▸ **Directions for this task**: The records below are to be restated word for word, with their images omitted.

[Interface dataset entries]
-------

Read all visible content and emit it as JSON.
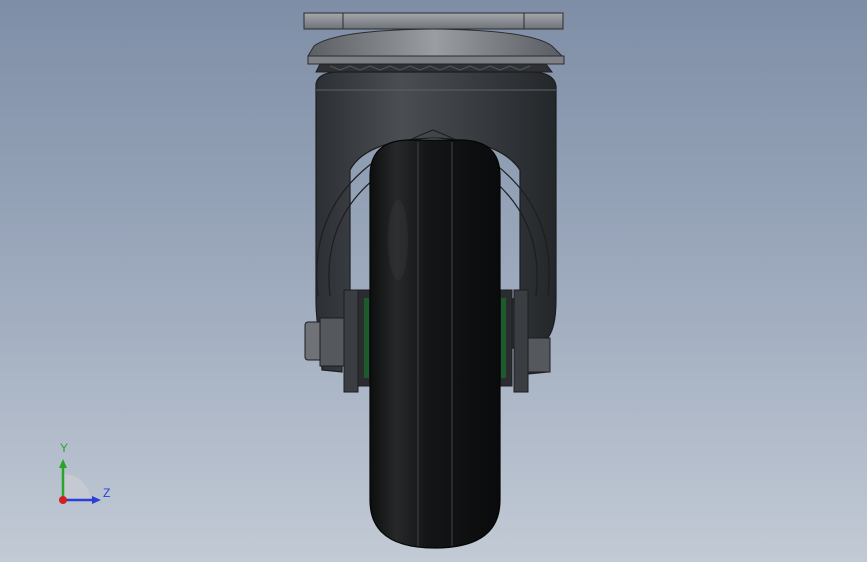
{
  "viewport": {
    "background_top": "#7e8ea6",
    "background_bottom": "#c2cad5"
  },
  "model": {
    "name": "swivel-caster-wheel",
    "view": "front",
    "colors": {
      "mount_plate": "#8a8d92",
      "fork_body": "#3b3e42",
      "wheel": "#141516",
      "bearing": "#1d5a2c"
    }
  },
  "triad": {
    "y_label": "Y",
    "z_label": "Z",
    "y_color": "#2aa52a",
    "z_color": "#2a3fd8",
    "x_color": "#d02020"
  }
}
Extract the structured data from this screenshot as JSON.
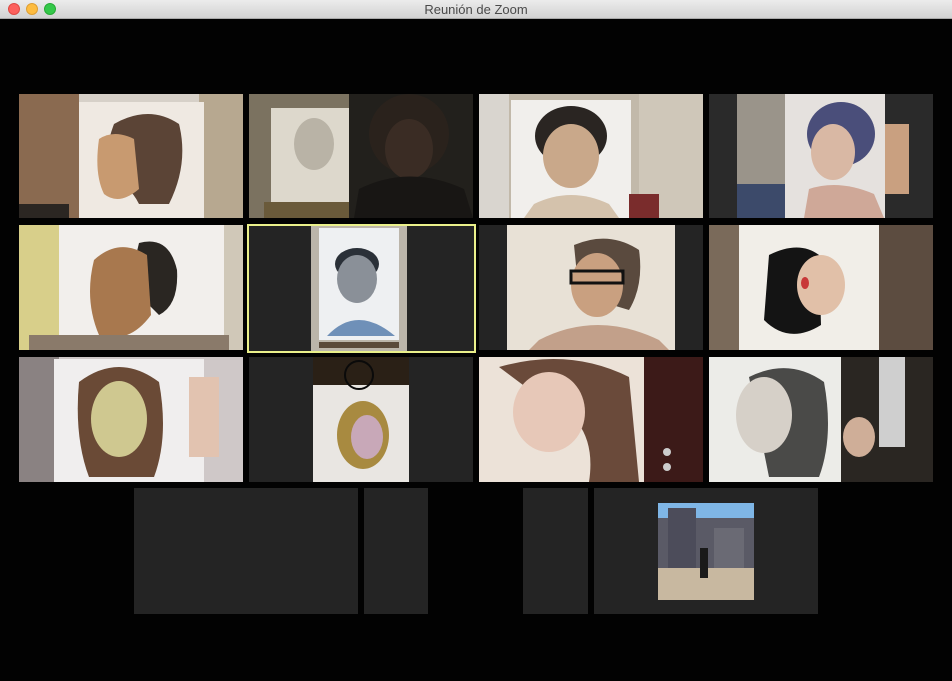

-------

▸ **Task output**:
Read all visible content and emit it as JSON.
{
  "viewport": {
    "background_top": "#7e8ea6",
    "background_bottom": "#c2cad5"
  },
  "model": {
    "name": "swivel-caster-wheel",
    "view": "front",
    "colors": {
      "mount_plate": "#8a8d92",
      "fork_body": "#3b3e42",
      "wheel": "#141516",
      "bearing": "#1d5a2c"
    }
  },
  "triad": {
    "y_label": "Y",
    "z_label": "Z",
    "y_color": "#2aa52a",
    "z_color": "#2a3fd8",
    "x_color": "#d02020"
  }
}
Extract the structured data from this screenshot as JSON.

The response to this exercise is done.